By Erickka Sy Savané
I was reading an article recently about a South Carolina dad whose 8-month-old baby died after being left in a hot car all day. We hear these stories and wonder how this could happen? Actually, statistics show that it happens to the tune of 36 babies dying each year in the United States. We also wonder, who could do such a thing? Well…I did. Thankfully, my baby didn’t die, and I was able to learn some valuable life lessons as a result.
Who left their baby in the car? I think to myself, wondering who could be so thoughtless when suddenly I scream, “ME!”
All I could think about while running past the parade of curious stares from mom’s is, “I hope she’s okay.” I knew it was only a couple of minutes, but she was only 4 months old, and again, it was hot as hell. I got there, relieved to see her sitting peacefully in her car seat as if she hadn’t a care in the world. By now, a few moms I knew were there, trying to assure me that it was okay, the most important thing was that she was okay. I was a mess.
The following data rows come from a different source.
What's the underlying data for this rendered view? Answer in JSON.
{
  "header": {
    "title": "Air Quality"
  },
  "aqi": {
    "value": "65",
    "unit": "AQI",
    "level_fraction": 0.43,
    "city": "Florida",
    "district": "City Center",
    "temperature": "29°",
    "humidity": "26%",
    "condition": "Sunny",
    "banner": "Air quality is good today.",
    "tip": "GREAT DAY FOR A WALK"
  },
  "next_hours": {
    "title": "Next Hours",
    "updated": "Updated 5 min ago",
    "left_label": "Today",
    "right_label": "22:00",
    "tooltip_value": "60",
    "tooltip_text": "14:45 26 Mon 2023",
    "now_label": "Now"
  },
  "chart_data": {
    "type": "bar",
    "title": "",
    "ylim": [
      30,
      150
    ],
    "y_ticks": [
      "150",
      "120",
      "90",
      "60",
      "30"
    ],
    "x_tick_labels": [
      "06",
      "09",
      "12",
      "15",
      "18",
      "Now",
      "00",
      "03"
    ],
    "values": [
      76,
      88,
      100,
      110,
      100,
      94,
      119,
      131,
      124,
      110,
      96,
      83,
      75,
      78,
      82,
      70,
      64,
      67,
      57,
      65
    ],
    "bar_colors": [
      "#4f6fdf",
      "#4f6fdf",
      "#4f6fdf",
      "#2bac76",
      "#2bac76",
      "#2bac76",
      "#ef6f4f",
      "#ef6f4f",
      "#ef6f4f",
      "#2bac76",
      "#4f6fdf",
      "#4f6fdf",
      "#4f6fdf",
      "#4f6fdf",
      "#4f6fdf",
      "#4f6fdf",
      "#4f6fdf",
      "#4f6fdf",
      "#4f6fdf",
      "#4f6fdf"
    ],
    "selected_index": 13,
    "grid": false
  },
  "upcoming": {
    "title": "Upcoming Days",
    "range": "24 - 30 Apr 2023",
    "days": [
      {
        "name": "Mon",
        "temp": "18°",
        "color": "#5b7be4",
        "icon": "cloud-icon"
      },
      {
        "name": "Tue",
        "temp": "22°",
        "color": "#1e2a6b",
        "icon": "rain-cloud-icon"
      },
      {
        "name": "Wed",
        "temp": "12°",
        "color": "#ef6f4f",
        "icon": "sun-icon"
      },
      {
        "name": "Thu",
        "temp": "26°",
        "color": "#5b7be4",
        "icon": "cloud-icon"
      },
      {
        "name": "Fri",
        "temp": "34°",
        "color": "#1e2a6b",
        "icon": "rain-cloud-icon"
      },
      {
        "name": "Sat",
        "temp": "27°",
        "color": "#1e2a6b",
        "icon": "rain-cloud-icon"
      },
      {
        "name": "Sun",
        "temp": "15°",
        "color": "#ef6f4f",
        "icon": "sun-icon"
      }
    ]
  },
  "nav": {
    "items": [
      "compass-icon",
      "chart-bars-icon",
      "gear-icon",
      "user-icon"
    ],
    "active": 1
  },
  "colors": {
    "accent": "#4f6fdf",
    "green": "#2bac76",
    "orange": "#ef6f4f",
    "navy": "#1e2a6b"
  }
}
Not sloppy, crying, pathetic mess, but clearly shaken, and extremely embarrassed…Once I knew I was good, I strapped my eldest daughter into her seat and we drove away, on all four wheels this time.
This happened 5 ½ years ago and now that time has passed, I’m able to see the lessons that I learned from it. I share it now because there are moms, and dads, out there who might be on the brink of making a serious mistake, or have already screwed up royally and need to know that there’s life after.
Before this happened to me I thought that only murderers and irresponsible people left their babies in the car. Knowing that I love my child and would never intentionally hurt her, I now know different. Never think that you’re above making a crucial mistake and give others the same level of compassion that you would want in a similar situation. Because the truth is, you never know when something like this might happen to you. No one starts their day saying, ‘I’m going to do something to harm someone I love.’
Take time to de-stress.
We all have signs that we’re doing too much whether it be forgetting to turn the pot off on the stove or showing up late everywhere. This was my sign that I needed to take it down a thousand, smell the roses and re-group. I began to pay more attention to when I was feeling overwhelmed and in need of self-care. Finding time for yourself as a mom isn’t easy, but it’s critical.
As long as I was still hammering myself daily about what I did the train couldn’t leave the station and I stayed stuck. Once I was able to say, ‘I’m human, and I’m not going to do everything perfect,’ I was free. Free to be a better person and better mom. We can only do our best as parents and when we fail, learn from our missteps.
Talk about it
No one wants to be the mom who left her baby in the car, but that’s who I was and once I was able to talk about it I got to see that I wasn’t the only one who had done messed up things. Making such a big acknowledgement created the space for others to talk about their shortcomings and I bonded more with my family and friends. I got to see that we’re all out here doing the best we can and it’s a blessing to have a family.